A singular, richly illustrated picture book biography of Bayard Rustin, the gay Black man behind the March on Washington of 1963, by the acclaimed authors of Unspeakable: the Tulsa Race Massacre and Pride: The Story of Harvey Milk and the Rainbow Flag.
Stacey's favorite day of the week is Thursday, when the whole class goes to the library and she gets to lose herself in her beloved books. On one of these special days, Stacey discovers that a new student named Julie has trouble reading in English, so they begin sharing books and stories to practice.
Featured in its own episode in the Netflix original show Bookmarks- Celebrating Black Voices! National Book Award winner Jacqueline Woodson and two-time Pura Belpre Illustrator Award winner Rafael Lopez have teamed up to create a poignant, yet heartening book about finding courage to connect, even when you feel scared and alone.
La abuela Petronila demuestra todo el amor que siente por su nieta, al contarle historias familiares. Tambi n brinda lecciones sobre la defensa del cabello natural. Este es un cuento que resalta las ra ces de la afropuertorrique idad y que infunde orgullo para que crezca la autoestima en nuestros nietos y nietas, hijos e hijas.

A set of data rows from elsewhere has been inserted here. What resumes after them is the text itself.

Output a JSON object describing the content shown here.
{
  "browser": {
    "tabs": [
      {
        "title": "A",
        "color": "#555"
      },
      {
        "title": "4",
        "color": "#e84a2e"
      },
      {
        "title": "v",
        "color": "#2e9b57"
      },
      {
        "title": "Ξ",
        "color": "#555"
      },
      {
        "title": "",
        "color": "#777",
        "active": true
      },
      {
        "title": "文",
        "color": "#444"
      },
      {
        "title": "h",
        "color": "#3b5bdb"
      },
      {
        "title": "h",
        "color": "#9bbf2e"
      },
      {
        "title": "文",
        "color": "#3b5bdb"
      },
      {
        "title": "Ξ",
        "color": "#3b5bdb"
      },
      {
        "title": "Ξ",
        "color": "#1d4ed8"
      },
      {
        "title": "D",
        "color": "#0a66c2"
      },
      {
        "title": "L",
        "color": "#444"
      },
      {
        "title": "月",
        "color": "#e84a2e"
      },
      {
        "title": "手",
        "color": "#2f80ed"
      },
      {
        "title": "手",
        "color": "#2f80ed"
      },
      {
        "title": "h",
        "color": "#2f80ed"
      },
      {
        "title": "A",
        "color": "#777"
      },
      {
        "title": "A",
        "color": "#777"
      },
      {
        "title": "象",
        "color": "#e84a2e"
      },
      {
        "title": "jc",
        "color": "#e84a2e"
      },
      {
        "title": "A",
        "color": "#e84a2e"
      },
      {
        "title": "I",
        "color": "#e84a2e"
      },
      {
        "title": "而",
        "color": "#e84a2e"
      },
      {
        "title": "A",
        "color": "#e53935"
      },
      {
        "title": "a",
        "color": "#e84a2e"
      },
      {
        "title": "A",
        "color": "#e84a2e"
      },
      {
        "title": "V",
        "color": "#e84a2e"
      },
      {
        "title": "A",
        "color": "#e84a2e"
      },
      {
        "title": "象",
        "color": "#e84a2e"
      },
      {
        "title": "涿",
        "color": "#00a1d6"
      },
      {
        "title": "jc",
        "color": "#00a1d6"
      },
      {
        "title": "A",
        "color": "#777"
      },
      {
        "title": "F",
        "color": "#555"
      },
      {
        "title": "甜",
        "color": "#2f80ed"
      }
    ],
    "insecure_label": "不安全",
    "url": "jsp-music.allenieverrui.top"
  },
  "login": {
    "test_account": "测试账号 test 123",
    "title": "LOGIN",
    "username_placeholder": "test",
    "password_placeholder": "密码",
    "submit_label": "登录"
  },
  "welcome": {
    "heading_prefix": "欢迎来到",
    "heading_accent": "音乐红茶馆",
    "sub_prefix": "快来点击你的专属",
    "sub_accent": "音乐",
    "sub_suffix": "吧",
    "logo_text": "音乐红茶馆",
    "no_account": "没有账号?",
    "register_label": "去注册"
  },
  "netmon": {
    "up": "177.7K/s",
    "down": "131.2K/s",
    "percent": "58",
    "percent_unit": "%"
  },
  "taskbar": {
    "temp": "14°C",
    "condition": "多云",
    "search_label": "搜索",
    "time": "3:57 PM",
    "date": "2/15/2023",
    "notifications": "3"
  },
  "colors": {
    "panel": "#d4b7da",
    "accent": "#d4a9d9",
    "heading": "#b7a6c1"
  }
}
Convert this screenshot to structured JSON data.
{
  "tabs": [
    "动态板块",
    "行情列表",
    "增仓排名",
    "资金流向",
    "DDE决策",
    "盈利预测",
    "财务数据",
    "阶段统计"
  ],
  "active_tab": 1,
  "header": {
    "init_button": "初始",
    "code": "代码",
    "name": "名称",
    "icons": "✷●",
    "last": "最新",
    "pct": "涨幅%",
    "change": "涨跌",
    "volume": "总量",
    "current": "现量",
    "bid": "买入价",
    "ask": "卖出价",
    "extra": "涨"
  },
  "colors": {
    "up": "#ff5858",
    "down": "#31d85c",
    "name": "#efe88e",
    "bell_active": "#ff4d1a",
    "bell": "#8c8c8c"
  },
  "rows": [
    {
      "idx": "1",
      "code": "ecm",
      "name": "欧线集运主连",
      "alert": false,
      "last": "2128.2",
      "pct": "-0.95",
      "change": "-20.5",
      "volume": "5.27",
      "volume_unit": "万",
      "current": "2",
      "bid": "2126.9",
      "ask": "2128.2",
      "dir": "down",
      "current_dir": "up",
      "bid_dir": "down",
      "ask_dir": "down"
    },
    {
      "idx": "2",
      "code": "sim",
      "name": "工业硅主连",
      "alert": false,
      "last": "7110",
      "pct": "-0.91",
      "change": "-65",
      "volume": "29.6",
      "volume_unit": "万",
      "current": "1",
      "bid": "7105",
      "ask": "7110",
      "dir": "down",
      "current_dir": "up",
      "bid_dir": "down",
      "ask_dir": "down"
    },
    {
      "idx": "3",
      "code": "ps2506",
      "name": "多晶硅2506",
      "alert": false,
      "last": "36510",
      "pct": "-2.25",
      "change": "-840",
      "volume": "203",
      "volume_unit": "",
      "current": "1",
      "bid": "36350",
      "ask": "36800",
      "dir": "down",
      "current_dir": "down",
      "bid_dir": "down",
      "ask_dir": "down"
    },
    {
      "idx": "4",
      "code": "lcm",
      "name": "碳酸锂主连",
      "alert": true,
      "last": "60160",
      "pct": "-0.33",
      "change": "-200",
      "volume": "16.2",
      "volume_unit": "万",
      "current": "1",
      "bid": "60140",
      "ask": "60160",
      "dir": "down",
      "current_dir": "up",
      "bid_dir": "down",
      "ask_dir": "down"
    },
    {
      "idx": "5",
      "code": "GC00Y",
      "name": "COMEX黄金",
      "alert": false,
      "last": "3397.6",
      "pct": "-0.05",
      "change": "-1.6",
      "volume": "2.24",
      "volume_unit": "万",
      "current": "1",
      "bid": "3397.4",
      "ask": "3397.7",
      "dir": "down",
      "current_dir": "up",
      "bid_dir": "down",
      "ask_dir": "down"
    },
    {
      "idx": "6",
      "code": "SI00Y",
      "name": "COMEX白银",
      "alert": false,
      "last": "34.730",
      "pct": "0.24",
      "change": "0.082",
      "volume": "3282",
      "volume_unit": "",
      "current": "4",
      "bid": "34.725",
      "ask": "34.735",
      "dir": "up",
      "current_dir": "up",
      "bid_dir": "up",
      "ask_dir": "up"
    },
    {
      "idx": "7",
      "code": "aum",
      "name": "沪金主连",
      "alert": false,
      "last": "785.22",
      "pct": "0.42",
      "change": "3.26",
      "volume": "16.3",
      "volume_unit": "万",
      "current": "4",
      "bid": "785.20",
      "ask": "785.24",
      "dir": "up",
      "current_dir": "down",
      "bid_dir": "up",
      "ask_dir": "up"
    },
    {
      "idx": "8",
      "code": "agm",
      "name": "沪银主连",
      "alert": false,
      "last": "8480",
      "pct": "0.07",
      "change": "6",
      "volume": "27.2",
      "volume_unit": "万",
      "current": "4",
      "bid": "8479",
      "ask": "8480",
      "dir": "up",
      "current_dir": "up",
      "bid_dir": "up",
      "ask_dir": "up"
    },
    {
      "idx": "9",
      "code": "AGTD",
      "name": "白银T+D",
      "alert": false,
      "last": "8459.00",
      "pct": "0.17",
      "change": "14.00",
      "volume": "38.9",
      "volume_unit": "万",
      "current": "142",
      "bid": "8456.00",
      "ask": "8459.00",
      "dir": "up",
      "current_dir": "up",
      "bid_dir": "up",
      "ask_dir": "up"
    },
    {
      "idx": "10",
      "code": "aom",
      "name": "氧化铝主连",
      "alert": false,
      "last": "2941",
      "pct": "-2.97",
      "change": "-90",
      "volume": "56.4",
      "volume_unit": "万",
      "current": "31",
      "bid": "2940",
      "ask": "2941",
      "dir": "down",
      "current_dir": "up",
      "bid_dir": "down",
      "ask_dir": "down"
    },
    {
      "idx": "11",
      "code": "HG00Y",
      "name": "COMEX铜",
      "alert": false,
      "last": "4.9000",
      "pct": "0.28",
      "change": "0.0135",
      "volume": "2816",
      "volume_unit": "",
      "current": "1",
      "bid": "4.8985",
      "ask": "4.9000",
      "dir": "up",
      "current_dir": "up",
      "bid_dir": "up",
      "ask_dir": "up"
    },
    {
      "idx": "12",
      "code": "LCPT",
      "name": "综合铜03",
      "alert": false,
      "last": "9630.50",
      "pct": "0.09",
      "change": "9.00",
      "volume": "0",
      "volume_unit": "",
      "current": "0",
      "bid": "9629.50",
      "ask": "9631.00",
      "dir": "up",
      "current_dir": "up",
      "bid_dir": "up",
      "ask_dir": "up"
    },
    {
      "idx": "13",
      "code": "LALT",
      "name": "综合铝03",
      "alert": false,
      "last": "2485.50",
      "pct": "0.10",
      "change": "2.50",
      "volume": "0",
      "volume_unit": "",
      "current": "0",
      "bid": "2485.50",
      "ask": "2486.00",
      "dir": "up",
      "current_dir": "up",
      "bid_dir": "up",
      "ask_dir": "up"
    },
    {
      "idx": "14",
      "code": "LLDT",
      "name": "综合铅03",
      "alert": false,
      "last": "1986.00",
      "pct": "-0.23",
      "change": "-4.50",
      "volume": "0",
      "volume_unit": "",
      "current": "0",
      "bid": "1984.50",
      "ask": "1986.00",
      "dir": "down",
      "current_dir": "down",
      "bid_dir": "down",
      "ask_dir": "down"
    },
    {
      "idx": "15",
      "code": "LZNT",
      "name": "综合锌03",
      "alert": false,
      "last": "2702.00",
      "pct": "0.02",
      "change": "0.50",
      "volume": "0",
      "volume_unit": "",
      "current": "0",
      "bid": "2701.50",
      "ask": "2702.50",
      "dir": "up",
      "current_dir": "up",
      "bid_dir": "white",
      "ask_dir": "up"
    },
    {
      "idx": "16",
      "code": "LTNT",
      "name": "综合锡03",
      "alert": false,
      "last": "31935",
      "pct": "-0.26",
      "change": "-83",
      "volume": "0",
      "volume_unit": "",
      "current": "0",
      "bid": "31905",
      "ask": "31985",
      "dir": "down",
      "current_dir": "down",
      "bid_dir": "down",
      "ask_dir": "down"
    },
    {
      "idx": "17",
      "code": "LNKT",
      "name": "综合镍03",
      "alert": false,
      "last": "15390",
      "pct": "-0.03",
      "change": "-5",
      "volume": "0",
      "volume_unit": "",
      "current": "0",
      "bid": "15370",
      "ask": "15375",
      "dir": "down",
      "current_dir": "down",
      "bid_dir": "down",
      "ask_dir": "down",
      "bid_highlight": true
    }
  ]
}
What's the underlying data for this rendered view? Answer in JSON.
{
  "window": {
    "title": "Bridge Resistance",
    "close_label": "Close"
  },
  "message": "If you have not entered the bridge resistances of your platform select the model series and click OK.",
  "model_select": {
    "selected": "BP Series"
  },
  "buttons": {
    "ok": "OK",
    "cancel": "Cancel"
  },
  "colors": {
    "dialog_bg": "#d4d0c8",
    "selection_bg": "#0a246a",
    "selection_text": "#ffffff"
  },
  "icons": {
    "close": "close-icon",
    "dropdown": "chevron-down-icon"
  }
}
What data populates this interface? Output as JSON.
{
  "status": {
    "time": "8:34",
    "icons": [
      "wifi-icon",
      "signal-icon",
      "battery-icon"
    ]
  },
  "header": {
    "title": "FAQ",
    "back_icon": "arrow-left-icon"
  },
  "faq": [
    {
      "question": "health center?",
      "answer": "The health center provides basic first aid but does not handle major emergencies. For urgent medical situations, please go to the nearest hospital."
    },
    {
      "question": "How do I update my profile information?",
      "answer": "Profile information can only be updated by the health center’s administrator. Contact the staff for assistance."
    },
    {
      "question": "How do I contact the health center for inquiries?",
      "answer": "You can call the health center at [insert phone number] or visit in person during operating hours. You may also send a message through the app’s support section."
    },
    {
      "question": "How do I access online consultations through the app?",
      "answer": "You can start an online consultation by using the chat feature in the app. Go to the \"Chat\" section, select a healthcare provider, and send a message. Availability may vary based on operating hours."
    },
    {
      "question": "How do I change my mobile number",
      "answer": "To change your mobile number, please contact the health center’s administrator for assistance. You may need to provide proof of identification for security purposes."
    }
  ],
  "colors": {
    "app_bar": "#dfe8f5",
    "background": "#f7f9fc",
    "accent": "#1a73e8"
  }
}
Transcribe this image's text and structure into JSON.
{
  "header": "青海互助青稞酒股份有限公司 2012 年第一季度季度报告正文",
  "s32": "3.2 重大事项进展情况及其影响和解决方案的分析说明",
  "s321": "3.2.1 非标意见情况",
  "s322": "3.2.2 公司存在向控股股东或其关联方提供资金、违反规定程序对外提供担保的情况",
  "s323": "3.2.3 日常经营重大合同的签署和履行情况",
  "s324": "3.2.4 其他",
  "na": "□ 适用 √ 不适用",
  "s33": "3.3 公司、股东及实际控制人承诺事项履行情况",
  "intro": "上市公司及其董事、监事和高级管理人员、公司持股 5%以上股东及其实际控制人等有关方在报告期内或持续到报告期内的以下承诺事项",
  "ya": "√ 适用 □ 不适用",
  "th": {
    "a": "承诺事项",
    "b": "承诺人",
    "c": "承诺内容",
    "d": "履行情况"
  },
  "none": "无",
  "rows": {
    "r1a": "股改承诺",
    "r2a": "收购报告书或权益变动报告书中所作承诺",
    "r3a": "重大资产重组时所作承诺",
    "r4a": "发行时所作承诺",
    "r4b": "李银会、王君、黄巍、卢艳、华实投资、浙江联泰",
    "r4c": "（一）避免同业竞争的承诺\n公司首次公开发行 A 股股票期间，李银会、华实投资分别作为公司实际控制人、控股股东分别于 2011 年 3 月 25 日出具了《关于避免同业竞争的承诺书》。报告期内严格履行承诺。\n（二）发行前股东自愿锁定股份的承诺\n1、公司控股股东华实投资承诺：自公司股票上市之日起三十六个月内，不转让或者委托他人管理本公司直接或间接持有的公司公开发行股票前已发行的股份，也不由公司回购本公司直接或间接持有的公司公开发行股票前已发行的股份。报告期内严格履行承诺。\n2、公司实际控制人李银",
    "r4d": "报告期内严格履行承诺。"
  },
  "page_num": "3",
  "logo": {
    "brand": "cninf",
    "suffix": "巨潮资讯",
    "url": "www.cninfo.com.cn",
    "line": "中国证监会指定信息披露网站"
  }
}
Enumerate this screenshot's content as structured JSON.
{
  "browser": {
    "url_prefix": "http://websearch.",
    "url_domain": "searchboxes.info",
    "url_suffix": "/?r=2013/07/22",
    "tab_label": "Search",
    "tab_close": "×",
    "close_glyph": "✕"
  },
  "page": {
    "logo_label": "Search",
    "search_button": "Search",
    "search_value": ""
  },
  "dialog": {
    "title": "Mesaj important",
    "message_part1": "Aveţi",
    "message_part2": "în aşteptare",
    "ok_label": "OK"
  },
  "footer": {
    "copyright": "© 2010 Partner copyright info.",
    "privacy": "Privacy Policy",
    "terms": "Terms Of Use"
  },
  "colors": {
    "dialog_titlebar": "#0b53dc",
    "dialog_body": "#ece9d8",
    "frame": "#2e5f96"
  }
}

Frustrated by a day full of teachers and classmates mispronouncing her beautiful name, a little girl tells her mother she never wants to come back to school. In response, the girl's mother teaches her about the musicality of African, Asian, Black-American, Latinx, and Middle Eastern names on their lyrical walk home through the city. Empowered by this newfound understanding, the young girl is ready to return the next day to share her knowledge with her class. Your Name is a Song is a celebration to remind all of us about the beauty, history, and magic behind names.
Women warriors planned and led revolts on slave ships during the Middle Passage. They fought their enslavers throughout the Americas. And then they were erased from history. Wake tells the "riveting" (Angela Y. Davis) story of Dr. Rebecca Hall, a historian, granddaughter of slaves, and a woman haunted by the legacy of slavery. The accepted history of slave revolts has always told her that enslaved women took a back seat. But Rebecca decides to look deeper, and her journey takes her through old court records, slave ship captain's logs, crumbling correspondence, and even the forensic evidence from the bones of enslaved women from the "negro burying ground" uncovered in Manhattan. She finds women warriors everywhere.